For the first time in decades, the American worker is in charge when it comes to money.
As an example, some employers, such as Kroger Co., Chipotle Mexican Grill Inc., and Under Armour Inc., are frantically raising hourly wages in order to retain workers. Or how others, such as Starbucks Corp. and Drury Hotels, are dangling hiring bonuses in front of entry-level candidates. Or the fact that CVS Health Corp. no longer requires job applicants to have a high school diploma. Or how Dan Sacco, the owner of Your Pie restaurants in Iowa, instructs his general managers to poach employees from competitors with better hours and higher pay.
It is unclear how long all of this will last in the erratic and disjointed economic recovery that has ensued since last year’s pandemic collapse. But one thing is certain: Workers are getting the biggest raises since the early 1980s. Wages in the leisure and hospitality industry have increased at a 6.6 percent annualized rate over the last two years. And, according to data released on Friday, payrolls rose at the fastest rate in nearly a year, indicating how desperate employers are to fill positions.
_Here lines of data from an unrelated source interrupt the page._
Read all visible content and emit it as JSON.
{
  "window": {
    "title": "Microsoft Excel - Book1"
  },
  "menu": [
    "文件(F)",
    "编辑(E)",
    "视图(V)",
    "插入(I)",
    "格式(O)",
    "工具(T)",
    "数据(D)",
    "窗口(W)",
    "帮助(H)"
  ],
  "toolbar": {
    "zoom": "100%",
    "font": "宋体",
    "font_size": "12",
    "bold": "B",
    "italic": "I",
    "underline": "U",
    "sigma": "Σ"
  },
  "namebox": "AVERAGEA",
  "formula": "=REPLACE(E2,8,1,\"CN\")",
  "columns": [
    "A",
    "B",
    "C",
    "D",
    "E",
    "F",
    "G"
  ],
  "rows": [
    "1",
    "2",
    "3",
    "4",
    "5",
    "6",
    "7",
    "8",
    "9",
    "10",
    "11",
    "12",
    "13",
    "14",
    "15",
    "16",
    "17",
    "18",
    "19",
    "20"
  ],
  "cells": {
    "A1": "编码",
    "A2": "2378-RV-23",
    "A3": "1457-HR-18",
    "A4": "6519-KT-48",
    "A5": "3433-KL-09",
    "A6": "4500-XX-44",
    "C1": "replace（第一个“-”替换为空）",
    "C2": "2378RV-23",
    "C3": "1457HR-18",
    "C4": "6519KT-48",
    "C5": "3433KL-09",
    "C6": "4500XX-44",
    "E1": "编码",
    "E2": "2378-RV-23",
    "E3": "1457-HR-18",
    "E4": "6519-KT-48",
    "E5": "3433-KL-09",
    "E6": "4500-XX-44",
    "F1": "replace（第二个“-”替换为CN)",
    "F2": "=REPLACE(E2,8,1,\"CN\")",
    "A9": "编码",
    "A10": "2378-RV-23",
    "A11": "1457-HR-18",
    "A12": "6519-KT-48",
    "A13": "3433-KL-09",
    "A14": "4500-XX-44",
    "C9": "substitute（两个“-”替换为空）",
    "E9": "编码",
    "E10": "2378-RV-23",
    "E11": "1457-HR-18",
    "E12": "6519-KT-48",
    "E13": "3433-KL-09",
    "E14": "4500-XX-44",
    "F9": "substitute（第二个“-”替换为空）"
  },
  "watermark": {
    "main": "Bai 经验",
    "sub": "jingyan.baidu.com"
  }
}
There is a chance that the party will wind down as the delta variant causes an increase in coronavirus infections and hospitalizations in the United States, primarily among the unvaccinated. Because of virus concerns, some events, such as the New York International Auto Show, are being canceled. Alphabet Inc.’s Google, Amazon.com Inc., and BlackRock Inc. have all recently postponed plans to return to the office. Bank of America Corp. economists have reported a slowing in credit-card spending momentum.
Another complicating factor limiting the benefits of pay raises is inflation. Consumer prices rose 5.4 percent year on year in June, the fastest rate since 2008. According to a Peterson Institute study, civilian workers’ inflation-adjusted pay is now lower than it was in December 2019.
However, if policymakers can keep price increases to a minimum, workers should fare well. According to Labor Department data, median wage growth was 4.8 percent on a 24-month annualized basis in July, up from 3.3 percent in January 2020. Last month, service workers saw gains that were nearly two percentage points higher than the overall average.
The topic came up during a recent meeting in Atlanta with Treasury Secretary Janet Yellen, who gathered senior executives from companies such as Delta Air Lines Inc. and Coca-Cola Co. to discuss inflation and the economy. According to a person familiar with the conversation, during private discussions, some executives bemoaned the fact that they still can’t fill open positions despite raising wages. Employers were unanimous in their belief that higher pay is here to stay.
Anyone who joins by the end of the month at a Starbucks location in Manhattan will receive a $200 signing bonus. Kroger estimates that the average hourly wage at its grocery stores will be around $21 by the end of the year, up from $15.50 in March. And the recruiting efforts have spread far and wide, with Church’s Chicken handing out coupon books with the words “Always Hiring.”
Honeywell International Inc. CEO Darius Adamczyk is giving some factory workers pay raises of more than 10%. He is attempting to raise prices in order to offset higher labor, material, and service costs. Companies rarely reverse increases in pay rates, so those higher wages are likely to stick.
Some businesses believe the tide is turning in their favor. McDonald’s Corporation CEO Chris Kempczinski stated that after raising wages by about 5% in its US locations, applications have increased significantly, particularly as the federal stimulus program has come to an end in some parts of the country. Workers, according to critics, have remained on the sidelines as a result of cash transfers and unemployment benefits.
Noodles & Co., a fast-casual restaurant chain, saw a 70% increase in applications in June versus April.
Labor Secretary Marty Walsh says the job market in the United States is healthy as people resume traveling and eating out, though he acknowledges that the delta variant poses a risk. Vaccinations and wage growth are encouraging people to return to work, though wages may have to rise, he said in an interview after the payrolls report on Aug. 6.